Nevada's highpoint in late winterI had been considering attempting Boundary Peak in conjunction with a convention I planned to attend in Las Vegas. When highpointing, if you find yourself within 300 miles of an objective, you rent a vehicle and go for it, or you might never get all 50 states done!
But Boundary is notable for its isolation. That isolation, combined with the fact I would be solo, in winter, complicated the decision. In the end, I decided to try it and learn from the experience, whether successful or not.
The approachI drove up US 95 and various Nevada highways to get to US 6, just east of the California border. Turned onto the Queen Mine road at Janie's Ranch. Only in Nevada could the landmark info be "take the dirt road directly across from the abandoned brothel."
The climbI was awake at 4 a.m., but distinctly unmotivated to get out of the bag and start climbing. Probably fear of the unknown. At any rate, I did get moving before dawn, with breakfast and coffee, and started the walk up to Kennedy Saddle by about 6:40. The Highpointers Club has installed a dandy new trail register box at the trailhead. Thanks, fellow highpointers!
The first 900-1,000 feet of elevation gain came with difficulty. The trail was frequently obscured with drifts, some thigh-deep, and was hard to follow. It does switchback in this section, so going straight up usually led me back onto the footpath eventually.
2 hours into the walk, I rounded the shoulder of the long ridge that runs to the southwest towards Boundary and got my first look at today's objective. It was inspiring, and a little daunting, but nothing I had not seen before in photos taken from exactly this same spot.
The ridge walk has southern exposure, and was easy, if longer than I expected, since there was little snow to slow progress. I arrived at the saddle that sits just below the start of the actual climb at about 9:30 a.m.
The reckoningI've been on scree and thought I had a handle on it, but Boundary Peak scree is next level. For each foot of elevation gain, I lost 4 inches in slippage, and making matters worse, the use trails that lead up this scree slope were occasionally snow-covered and imperceptible.
This part of the climb took me about 2 hours, and I topped out on the scree at 11:30 at about 12,000 feet and took stock of my situation. I was tired, alone, and had given those waiting at home a pretty firm time that I would check in on the day of my summit attempt. In calculating my speed, the time of day, and my promise to call or text later that day, it became clear that I should turn around.
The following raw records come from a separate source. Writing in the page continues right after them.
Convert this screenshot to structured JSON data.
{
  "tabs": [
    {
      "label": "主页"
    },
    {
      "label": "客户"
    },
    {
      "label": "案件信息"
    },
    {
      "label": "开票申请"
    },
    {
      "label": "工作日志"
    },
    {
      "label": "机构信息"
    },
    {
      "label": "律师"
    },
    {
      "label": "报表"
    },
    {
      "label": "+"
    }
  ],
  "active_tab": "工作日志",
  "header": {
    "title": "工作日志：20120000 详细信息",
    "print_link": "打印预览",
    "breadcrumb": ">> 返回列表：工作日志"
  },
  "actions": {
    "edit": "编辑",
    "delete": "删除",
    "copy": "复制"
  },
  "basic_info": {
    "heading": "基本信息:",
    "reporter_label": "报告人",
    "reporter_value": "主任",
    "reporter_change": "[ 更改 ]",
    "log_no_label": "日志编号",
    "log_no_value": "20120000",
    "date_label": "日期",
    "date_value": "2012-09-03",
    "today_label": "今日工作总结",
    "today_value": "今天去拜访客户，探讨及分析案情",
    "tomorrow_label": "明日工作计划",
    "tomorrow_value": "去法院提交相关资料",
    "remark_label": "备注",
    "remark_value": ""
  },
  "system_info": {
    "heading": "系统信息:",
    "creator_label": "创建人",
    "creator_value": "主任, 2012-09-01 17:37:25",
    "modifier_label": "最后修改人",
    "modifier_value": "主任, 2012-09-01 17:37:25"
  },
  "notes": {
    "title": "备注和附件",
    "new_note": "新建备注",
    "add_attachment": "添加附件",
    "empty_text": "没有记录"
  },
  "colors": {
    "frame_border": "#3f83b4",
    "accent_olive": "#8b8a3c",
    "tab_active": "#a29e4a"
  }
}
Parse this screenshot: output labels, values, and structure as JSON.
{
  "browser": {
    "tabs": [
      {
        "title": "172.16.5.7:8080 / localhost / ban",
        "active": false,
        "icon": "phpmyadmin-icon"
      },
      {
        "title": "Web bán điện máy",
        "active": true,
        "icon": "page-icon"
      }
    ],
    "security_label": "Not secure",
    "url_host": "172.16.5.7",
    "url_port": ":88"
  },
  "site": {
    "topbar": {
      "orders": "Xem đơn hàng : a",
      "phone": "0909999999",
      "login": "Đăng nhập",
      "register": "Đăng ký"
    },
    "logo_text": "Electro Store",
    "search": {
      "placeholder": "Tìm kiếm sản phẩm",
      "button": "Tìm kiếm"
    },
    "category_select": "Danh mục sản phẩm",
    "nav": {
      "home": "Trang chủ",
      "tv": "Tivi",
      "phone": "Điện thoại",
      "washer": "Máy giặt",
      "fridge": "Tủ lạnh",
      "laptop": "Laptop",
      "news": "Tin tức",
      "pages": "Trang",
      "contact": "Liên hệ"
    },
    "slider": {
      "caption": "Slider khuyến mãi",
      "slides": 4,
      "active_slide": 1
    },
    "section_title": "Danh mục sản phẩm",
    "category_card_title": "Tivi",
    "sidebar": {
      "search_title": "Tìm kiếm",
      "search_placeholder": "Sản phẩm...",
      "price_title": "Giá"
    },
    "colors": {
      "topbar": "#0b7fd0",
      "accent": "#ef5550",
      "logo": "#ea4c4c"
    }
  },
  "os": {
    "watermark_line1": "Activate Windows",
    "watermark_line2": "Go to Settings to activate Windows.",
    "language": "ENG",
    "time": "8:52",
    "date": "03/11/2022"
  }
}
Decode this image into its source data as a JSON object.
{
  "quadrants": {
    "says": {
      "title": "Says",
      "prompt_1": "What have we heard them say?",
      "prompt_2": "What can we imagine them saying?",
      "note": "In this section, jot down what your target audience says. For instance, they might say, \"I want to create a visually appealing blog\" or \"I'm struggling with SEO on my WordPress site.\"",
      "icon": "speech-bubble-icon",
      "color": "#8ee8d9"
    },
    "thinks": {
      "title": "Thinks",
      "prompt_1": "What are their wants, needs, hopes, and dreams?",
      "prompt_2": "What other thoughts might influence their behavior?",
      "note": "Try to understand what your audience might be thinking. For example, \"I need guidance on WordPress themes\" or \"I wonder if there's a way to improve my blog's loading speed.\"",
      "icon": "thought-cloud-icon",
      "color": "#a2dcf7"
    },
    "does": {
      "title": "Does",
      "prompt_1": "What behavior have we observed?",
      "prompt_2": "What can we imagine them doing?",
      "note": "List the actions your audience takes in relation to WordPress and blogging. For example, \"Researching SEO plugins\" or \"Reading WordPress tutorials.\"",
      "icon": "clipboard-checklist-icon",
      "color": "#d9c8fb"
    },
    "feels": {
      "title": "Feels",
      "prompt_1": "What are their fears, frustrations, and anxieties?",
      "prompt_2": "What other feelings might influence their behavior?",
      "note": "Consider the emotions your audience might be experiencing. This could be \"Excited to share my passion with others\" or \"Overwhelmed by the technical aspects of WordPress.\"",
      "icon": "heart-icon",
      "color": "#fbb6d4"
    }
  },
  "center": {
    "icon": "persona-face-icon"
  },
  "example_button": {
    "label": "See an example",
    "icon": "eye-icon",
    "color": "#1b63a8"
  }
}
This view helped convince me.
Lessons learnedI seldom turn back on a hiking or climbing goal, but I'm glad I did this time. I learned a few things for my next attempt on Nevada's highpoint:
Go social - For me, attempting this climb solo in winter was unlikely to lead to success, in retrospect. Having the company of a fellow climber might have offered the margin of safety I felt was lacking while I was solo.
Alpine start - I usually prefer these, and had I been moving at 4 a.m., this trip might have had a different outcome.
Pick a favorable season - there is a reason the overwhelming majority of trip reports on Boundary Peak are written about hikes that occur from June through September. The scree, the altitude, and the remoteness combine to make this mountain tougher than you might at first expect.
More water, less beer - Speed usually equals safety in the mountains, and had I been able to power up that scree slope in one hour, not two, I might have felt comfortable with how much more mountain I had left when I stopped for lunch. My sedentary job in real life means I need to train harder and longer to be in shape for Boundary and other western state highpoints.
All in all, in this photo